=== Problem statement ===
Copy each of the records exactly; leave nothing out.

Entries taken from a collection
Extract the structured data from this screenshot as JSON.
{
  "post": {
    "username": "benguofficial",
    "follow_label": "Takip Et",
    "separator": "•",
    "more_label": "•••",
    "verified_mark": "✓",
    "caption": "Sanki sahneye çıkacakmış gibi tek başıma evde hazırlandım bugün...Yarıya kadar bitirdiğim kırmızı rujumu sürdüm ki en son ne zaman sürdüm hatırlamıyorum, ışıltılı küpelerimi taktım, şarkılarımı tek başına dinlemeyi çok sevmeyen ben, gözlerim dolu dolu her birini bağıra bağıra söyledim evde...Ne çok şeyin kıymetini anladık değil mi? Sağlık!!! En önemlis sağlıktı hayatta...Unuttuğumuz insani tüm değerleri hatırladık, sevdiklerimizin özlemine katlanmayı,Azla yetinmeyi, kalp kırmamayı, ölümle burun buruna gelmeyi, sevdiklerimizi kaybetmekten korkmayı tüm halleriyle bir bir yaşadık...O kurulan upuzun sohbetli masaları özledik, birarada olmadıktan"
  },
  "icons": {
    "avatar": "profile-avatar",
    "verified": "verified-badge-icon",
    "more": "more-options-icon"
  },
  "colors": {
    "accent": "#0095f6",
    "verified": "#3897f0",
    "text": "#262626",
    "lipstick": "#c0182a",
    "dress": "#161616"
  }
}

=== Response to this exercise ===
Extract the structured data from this screenshot as JSON.
{
  "post": {
    "username": "benguofficial",
    "follow_label": "Takip Et",
    "separator": "•",
    "more_label": "•••",
    "verified_mark": "✓",
    "caption": "Sanki sahneye çıkacakmış gibi tek başıma evde hazırlandım bugün...Yarıya kadar bitirdiğim kırmızı rujumu sürdüm ki en son ne zaman sürdüm hatırlamıyorum, ışıltılı küpelerimi taktım, şarkılarımı tek başına dinlemeyi çok sevmeyen ben, gözlerim dolu dolu her birini bağıra bağıra söyledim evde...Ne çok şeyin kıymetini anladık değil mi? Sağlık!!! En önemlis sağlıktı hayatta...Unuttuğumuz insani tüm değerleri hatırladık, sevdiklerimizin özlemine katlanmayı,Azla yetinmeyi, kalp kırmamayı, ölümle burun buruna gelmeyi, sevdiklerimizi kaybetmekten korkmayı tüm halleriyle bir bir yaşadık...O kurulan upuzun sohbetli masaları özledik, birarada olmadıktan"
  },
  "icons": {
    "avatar": "profile-avatar",
    "verified": "verified-badge-icon",
    "more": "more-options-icon"
  },
  "colors": {
    "accent": "#0095f6",
    "verified": "#3897f0",
    "text": "#262626",
    "lipstick": "#c0182a",
    "dress": "#161616"
  }
}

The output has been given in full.